Citation: Visentin A, Mauro FR, Catania G, Fresa A, Vitale C, Sanna A, Mattiello V, Cibien F, Sportoletti P, Gentile M, Rigolin GM, Quaglia FM, Murru R, Gozzetti A, Molica S, Marchetti M, Pravato S, Angotzi F, Cellini A, Scarfò L, Reda G, Coscia M, Laurenti L, Ghia P, Foà R, Cuneo A and Trentin L (2022) Obinutuzumab plus chlorambucil versus ibrutinib in previously untreated chronic lymphocytic leukemia patients without TP53 disruptions: A real-life CLL campus study. Front.
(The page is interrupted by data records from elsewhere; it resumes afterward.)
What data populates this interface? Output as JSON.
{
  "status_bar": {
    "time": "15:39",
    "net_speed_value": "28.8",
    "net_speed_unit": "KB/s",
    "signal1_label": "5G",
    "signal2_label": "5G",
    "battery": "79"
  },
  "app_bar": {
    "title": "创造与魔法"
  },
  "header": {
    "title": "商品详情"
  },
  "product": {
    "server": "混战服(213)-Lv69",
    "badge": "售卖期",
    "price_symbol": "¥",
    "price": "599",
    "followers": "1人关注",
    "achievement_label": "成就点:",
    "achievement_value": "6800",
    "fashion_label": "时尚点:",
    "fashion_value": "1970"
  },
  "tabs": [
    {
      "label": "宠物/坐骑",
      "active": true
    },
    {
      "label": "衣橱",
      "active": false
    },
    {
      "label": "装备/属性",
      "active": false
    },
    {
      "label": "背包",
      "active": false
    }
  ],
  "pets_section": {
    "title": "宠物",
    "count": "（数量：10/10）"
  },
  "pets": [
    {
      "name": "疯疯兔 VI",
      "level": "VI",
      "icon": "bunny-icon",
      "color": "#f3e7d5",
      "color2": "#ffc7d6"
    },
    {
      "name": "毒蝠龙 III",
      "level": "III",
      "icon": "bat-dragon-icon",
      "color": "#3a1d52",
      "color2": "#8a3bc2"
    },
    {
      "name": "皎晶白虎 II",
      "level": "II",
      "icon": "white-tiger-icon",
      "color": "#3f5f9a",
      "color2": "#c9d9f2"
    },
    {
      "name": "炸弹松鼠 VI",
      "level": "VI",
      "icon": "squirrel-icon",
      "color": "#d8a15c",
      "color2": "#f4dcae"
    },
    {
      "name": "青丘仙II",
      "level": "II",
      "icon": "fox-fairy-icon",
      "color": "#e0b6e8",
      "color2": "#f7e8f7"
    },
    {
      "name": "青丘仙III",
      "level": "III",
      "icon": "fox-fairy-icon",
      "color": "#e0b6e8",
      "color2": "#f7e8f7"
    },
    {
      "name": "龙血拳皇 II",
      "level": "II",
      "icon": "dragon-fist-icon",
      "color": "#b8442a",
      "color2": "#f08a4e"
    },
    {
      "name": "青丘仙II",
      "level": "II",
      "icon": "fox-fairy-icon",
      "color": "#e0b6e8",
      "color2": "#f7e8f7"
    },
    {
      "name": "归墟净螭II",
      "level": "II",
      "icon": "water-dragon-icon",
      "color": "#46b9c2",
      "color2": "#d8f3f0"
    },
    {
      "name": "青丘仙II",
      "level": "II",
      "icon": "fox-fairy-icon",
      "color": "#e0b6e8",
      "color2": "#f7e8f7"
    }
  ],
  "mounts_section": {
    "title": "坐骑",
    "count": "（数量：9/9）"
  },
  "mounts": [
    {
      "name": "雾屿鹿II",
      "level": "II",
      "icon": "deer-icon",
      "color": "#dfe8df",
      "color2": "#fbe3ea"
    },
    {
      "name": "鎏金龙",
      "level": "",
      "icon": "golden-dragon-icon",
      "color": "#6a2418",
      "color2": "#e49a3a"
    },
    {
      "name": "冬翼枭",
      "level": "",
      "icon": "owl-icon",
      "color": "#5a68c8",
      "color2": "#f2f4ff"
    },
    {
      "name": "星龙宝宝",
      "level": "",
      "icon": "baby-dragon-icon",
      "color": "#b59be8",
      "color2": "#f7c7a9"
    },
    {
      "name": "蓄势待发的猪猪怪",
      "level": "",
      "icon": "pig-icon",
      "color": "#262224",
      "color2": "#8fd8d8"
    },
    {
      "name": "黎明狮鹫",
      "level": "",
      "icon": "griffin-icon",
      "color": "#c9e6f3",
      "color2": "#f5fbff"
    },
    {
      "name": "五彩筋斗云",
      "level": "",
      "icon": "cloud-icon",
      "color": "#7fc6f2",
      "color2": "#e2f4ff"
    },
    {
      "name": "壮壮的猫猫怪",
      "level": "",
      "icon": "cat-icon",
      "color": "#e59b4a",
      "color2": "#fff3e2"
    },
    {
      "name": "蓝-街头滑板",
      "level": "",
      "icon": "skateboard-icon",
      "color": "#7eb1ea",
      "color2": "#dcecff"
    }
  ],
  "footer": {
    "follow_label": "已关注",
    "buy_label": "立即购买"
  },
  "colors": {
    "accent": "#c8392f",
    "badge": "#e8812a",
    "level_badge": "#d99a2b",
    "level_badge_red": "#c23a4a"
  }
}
Oncol. 12:1033413. doi: 10.3389/fonc.2022.1033413

Received: 31 August 2022; Accepted: 20 October 2022;
Published: 21 November 2022.

Edited by:

Sara Galimberti, University of Pisa, Italy

Reviewed by:

Marina Martello, University of Bologna, Italy
Stephen Opat, Monash Health, Australia
Deepesh Lad, Post Graduate Institute of Medical Education and Research (PGIMER), India

Copyright © 2022 Visentin, Mauro, Catania, Fresa, Vitale, Sanna, Mattiello, Cibien, Sportoletti, Gentile, Rigolin, Quaglia, Murru, Gozzetti, Molica, Marchetti, Pravato, Angotzi, Cellini, Scarfò, Reda, Coscia, Laurenti, Ghia, Foà, Cuneo and Trentin. This is an open-access article distributed under the terms of the Creative Commons Attribution License (CC BY). The use, distribution or reproduction in other forums is permitted, provided the original author(s) and the copyright owner(s) are credited and that the original publication in this journal is cited, in accordance with accepted academic practice. No use, distribution or reproduction is permitted which does not comply with these terms.

*Correspondence: Livio Trentin,